Today is my son’s birthday; he is eight years old. He is my firstborn.
I have been a parent for eight years. My parenting has evolved during that time.
When I was first pregnant with him, I had visions of a cheery, chubby baby who would enter my life, but wouldn’t alter it significantly. I’d still work, still exercise, still cook elaborate meals, and of course the house would remain clean! I’d still go about my daily business, but accompanied by a baby in a bouncy seat who would nap quite a lot, and giggle and smile the rest of the time.
I have no idea why I had these thoughts. I have a bachelor’s degree in child development; I knew without a doubt that babies are not like this! But yet I remained in my own little pretend world.
In my college years, I had learned the huge benefits of breastfeeding, and knew without a doubt that I would breastfeed my baby. In perusing the internet on breastfeeding information, I came across a term: attachment parenting.
This sounded fabulous! As my pregnancy progressed and I began to feel closer and more bonded to the baby inside me. I knew that this attachment parenting sounded right. To hold my baby as much as I wanted! To not encourage crying! To bring my baby everywhere! It sounded wonderful!
I looked at it from an academic point of view. Of course this would encourage bonding, and closeness, and would ease and eliminate the baby’s stress.
As such, I purchased a sling and a co-sleeper. But I also bought a crib. Aren’t you just supposed to have a crib? I had visions of me going into the baby’s room in the middle of the night to nurse him, happy as could be, and then laying him back down in his crib and going back to bed to finish my refreshing night’s sleep.
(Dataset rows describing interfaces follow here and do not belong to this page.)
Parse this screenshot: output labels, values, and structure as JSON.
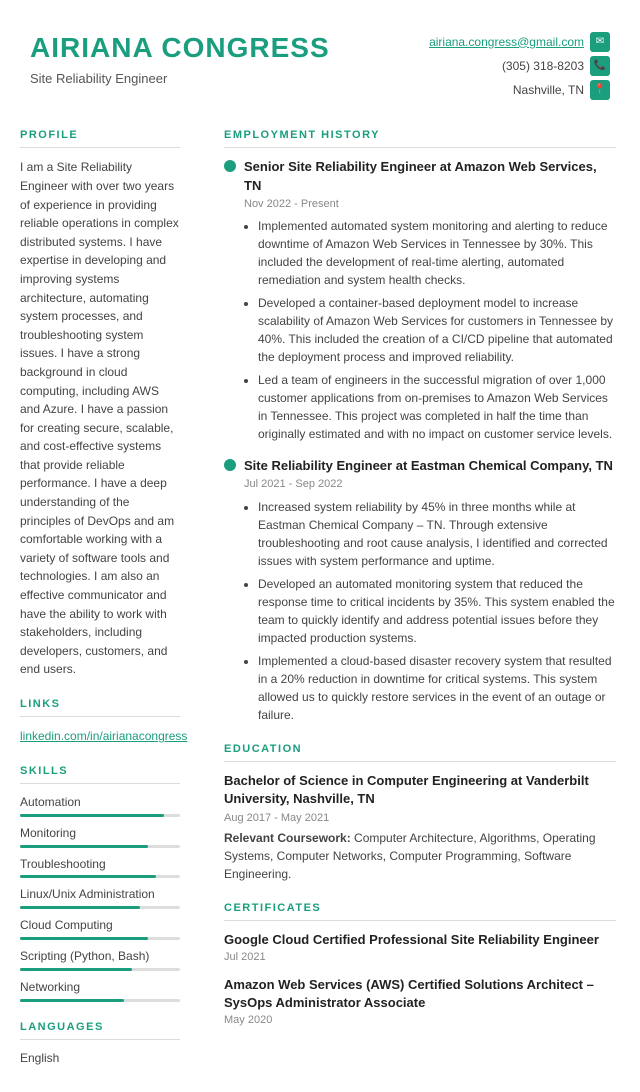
{
  "header": {
    "name": "AIRIANA CONGRESS",
    "title": "Site Reliability Engineer",
    "email": "airiana.congress@gmail.com",
    "phone": "(305) 318-8203",
    "location": "Nashville, TN"
  },
  "profile": {
    "section_label": "PROFILE",
    "text": "I am a Site Reliability Engineer with over two years of experience in providing reliable operations in complex distributed systems. I have expertise in developing and improving systems architecture, automating system processes, and troubleshooting system issues. I have a strong background in cloud computing, including AWS and Azure. I have a passion for creating secure, scalable, and cost-effective systems that provide reliable performance. I have a deep understanding of the principles of DevOps and am comfortable working with a variety of software tools and technologies. I am also an effective communicator and have the ability to work with stakeholders, including developers, customers, and end users."
  },
  "links": {
    "section_label": "LINKS",
    "items": [
      {
        "text": "linkedin.com/in/airianacongress",
        "url": "#"
      }
    ]
  },
  "skills": {
    "section_label": "SKILLS",
    "items": [
      {
        "name": "Automation",
        "level": 90
      },
      {
        "name": "Monitoring",
        "level": 80
      },
      {
        "name": "Troubleshooting",
        "level": 85
      },
      {
        "name": "Linux/Unix Administration",
        "level": 75
      },
      {
        "name": "Cloud Computing",
        "level": 80
      },
      {
        "name": "Scripting (Python, Bash)",
        "level": 70
      },
      {
        "name": "Networking",
        "level": 65
      }
    ]
  },
  "languages": {
    "section_label": "LANGUAGES",
    "items": [
      {
        "name": "English"
      }
    ]
  },
  "employment": {
    "section_label": "EMPLOYMENT HISTORY",
    "jobs": [
      {
        "title": "Senior Site Reliability Engineer at Amazon Web Services, TN",
        "dates": "Nov 2022 - Present",
        "bullets": [
          "Implemented automated system monitoring and alerting to reduce downtime of Amazon Web Services in Tennessee by 30%. This included the development of real-time alerting, automated remediation and system health checks.",
          "Developed a container-based deployment model to increase scalability of Amazon Web Services for customers in Tennessee by 40%. This included the creation of a CI/CD pipeline that automated the deployment process and improved reliability.",
          "Led a team of engineers in the successful migration of over 1,000 customer applications from on-premises to Amazon Web Services in Tennessee. This project was completed in half the time than originally estimated and with no impact on customer service levels."
        ]
      },
      {
        "title": "Site Reliability Engineer at Eastman Chemical Company, TN",
        "dates": "Jul 2021 - Sep 2022",
        "bullets": [
          "Increased system reliability by 45% in three months while at Eastman Chemical Company – TN.  Through extensive troubleshooting and root cause analysis, I identified and corrected issues with system performance and uptime.",
          "Developed an automated monitoring system that reduced the response time to critical incidents by 35%. This system enabled the team to quickly identify and address potential issues before they impacted production systems.",
          "Implemented a cloud-based disaster recovery system that resulted in a 20% reduction in downtime for critical systems. This system allowed us to quickly restore services in the event of an outage or failure."
        ]
      }
    ]
  },
  "education": {
    "section_label": "EDUCATION",
    "degree": "Bachelor of Science in Computer Engineering at Vanderbilt University, Nashville, TN",
    "dates": "Aug 2017 - May 2021",
    "coursework_label": "Relevant Coursework:",
    "coursework": "Computer Architecture, Algorithms, Operating Systems, Computer Networks, Computer Programming, Software Engineering."
  },
  "certificates": {
    "section_label": "CERTIFICATES",
    "items": [
      {
        "title": "Google Cloud Certified Professional Site Reliability Engineer",
        "date": "Jul 2021"
      },
      {
        "title": "Amazon Web Services (AWS) Certified Solutions Architect – SysOps Administrator Associate",
        "date": "May 2020"
      }
    ]
  }
}
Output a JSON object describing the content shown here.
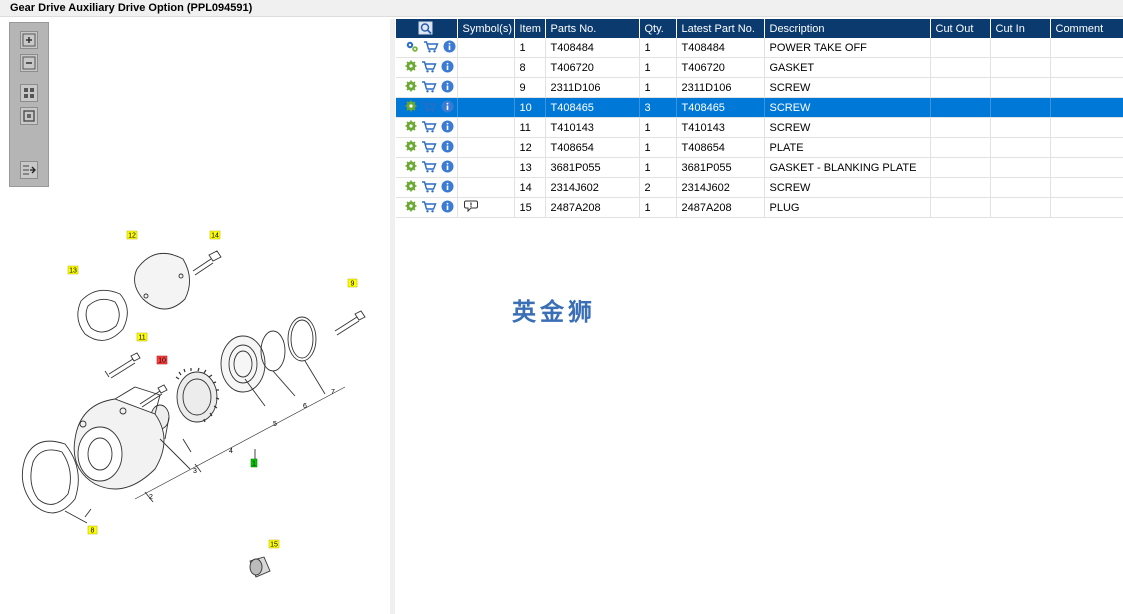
{
  "title": "Gear Drive Auxiliary Drive Option (PPL094591)",
  "toolbar": {
    "zoom_in": "zoom-in-icon",
    "zoom_out": "zoom-out-icon",
    "fit": "fit-icon",
    "actual": "actual-size-icon",
    "export": "export-icon"
  },
  "columns": [
    "",
    "Symbol(s)",
    "Item",
    "Parts No.",
    "Qty.",
    "Latest Part No.",
    "Description",
    "Cut Out",
    "Cut In",
    "Comment"
  ],
  "rows": [
    {
      "item": "1",
      "part": "T408484",
      "qty": "1",
      "latest": "T408484",
      "desc": "POWER TAKE OFF",
      "cutout": "",
      "cutin": "",
      "comment": "",
      "symbol": ""
    },
    {
      "item": "8",
      "part": "T406720",
      "qty": "1",
      "latest": "T406720",
      "desc": "GASKET",
      "cutout": "",
      "cutin": "",
      "comment": "",
      "symbol": ""
    },
    {
      "item": "9",
      "part": "2311D106",
      "qty": "1",
      "latest": "2311D106",
      "desc": "SCREW",
      "cutout": "",
      "cutin": "",
      "comment": "",
      "symbol": ""
    },
    {
      "item": "10",
      "part": "T408465",
      "qty": "3",
      "latest": "T408465",
      "desc": "SCREW",
      "cutout": "",
      "cutin": "",
      "comment": "",
      "symbol": ""
    },
    {
      "item": "11",
      "part": "T410143",
      "qty": "1",
      "latest": "T410143",
      "desc": "SCREW",
      "cutout": "",
      "cutin": "",
      "comment": "",
      "symbol": ""
    },
    {
      "item": "12",
      "part": "T408654",
      "qty": "1",
      "latest": "T408654",
      "desc": "PLATE",
      "cutout": "",
      "cutin": "",
      "comment": "",
      "symbol": ""
    },
    {
      "item": "13",
      "part": "3681P055",
      "qty": "1",
      "latest": "3681P055",
      "desc": "GASKET - BLANKING PLATE",
      "cutout": "",
      "cutin": "",
      "comment": "",
      "symbol": ""
    },
    {
      "item": "14",
      "part": "2314J602",
      "qty": "2",
      "latest": "2314J602",
      "desc": "SCREW",
      "cutout": "",
      "cutin": "",
      "comment": "",
      "symbol": ""
    },
    {
      "item": "15",
      "part": "2487A208",
      "qty": "1",
      "latest": "2487A208",
      "desc": "PLUG",
      "cutout": "",
      "cutin": "",
      "comment": "",
      "symbol": "comment-icon"
    }
  ],
  "selected_row_item": "10",
  "watermark": "英金狮",
  "callouts": {
    "c12": "12",
    "c14": "14",
    "c13": "13",
    "c9": "9",
    "c11": "11",
    "c10": "10",
    "c1": "1",
    "c2": "2",
    "c3": "3",
    "c4": "4",
    "c5": "5",
    "c6": "6",
    "c7": "7",
    "c8": "8",
    "c15": "15"
  },
  "colors": {
    "header_bg": "#0a3a6e",
    "selected_row": "#0078d7",
    "callout_yellow": "#ffff00",
    "callout_red": "#ff4444",
    "callout_green": "#00cc00"
  }
}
I felt ahead of the game and completely prepared because I started attending La Leche League when I was about six months pregnant. I read all sorts of breastfeeding books. I attended Bradley childbirth lessons. This whole baby thing was going to be a breeze!
And then he was born.
And I didn’t sleep for the next six weeks.
My son was born with an oral aversion which made nursing difficult. He cried. He woke in the middle of the night a lot. He didn’t smile or giggle or like his bouncy seat.
I was so tired.
It never occurred to me that a baby might be cold or hot or have a scratchy tag. He just cried, and I didn’t know why! Dressing him was completely unlike dressing a doll. Was I feeding him enough? Was I not feeding him enough? Our pediatrician told us about fevers, but how in the world do I know if my baby has a fever?
Why didn’t my husband have breasts so I could just sleep for four hours in a row?
Even though I knew the academics of attachment parenting, putting it into practice was like a lightbulb going off. My baby spent a total of one night in the co-sleeper, before he was just in our bed. We found that when we held him, he slept. He and I worked through the first part of the oral aversion and got our nursing down pat. After my husband’s month-long paternal leave ended, I was nervous about being alone with The Baby. We made it work; I held him for eight hours and read books while he nursed. As he got older we joined playgroups, mommy and me times, and attended LLL.
The crib became a toy repository and cat hideaway.
It is now eight years later, and my boy’s a second grader. He’s 100% on solid food. He sleeps all night, and in his own bedroom. Heaven help me if ever asked to be in the sling. He is responsible, smart, hardworking, kind, respectful, caring, empathic, and friendly.
Happy birthday to my amazing kid! You are the dream of my past, the joy of my present, and the key to the future.
I’ve previously written about my son’s oral aversion at API Speaks.